◆ Work task
A complete answer lists every line of the material where the string "title" occurs.

◆ Task material
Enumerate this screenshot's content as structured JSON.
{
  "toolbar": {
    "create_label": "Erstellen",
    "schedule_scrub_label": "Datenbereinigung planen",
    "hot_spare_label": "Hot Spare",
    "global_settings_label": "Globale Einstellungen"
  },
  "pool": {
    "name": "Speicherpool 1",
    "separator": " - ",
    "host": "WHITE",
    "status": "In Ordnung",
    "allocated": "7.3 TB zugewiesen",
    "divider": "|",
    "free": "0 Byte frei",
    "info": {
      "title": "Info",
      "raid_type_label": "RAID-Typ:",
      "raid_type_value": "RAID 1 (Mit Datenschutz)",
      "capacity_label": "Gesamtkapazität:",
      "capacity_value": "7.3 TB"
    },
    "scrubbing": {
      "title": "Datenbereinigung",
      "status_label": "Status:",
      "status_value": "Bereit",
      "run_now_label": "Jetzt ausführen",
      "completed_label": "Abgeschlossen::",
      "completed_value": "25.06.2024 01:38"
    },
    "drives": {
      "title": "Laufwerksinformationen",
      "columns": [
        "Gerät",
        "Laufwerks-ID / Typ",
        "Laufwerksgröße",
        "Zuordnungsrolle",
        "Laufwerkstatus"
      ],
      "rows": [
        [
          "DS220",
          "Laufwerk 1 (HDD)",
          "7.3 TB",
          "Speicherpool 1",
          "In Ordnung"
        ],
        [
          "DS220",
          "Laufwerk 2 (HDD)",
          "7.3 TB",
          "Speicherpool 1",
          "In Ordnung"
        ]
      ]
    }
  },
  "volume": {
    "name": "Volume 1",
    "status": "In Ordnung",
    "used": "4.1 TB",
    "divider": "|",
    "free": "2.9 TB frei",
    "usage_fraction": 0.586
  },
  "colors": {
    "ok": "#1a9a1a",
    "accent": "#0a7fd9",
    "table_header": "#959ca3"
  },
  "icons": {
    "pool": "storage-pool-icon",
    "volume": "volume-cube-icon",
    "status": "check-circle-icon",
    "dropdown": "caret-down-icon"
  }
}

◆ Written answer
      "title": "Info",
      "title": "Datenbereinigung",
      "title": "Laufwerksinformationen",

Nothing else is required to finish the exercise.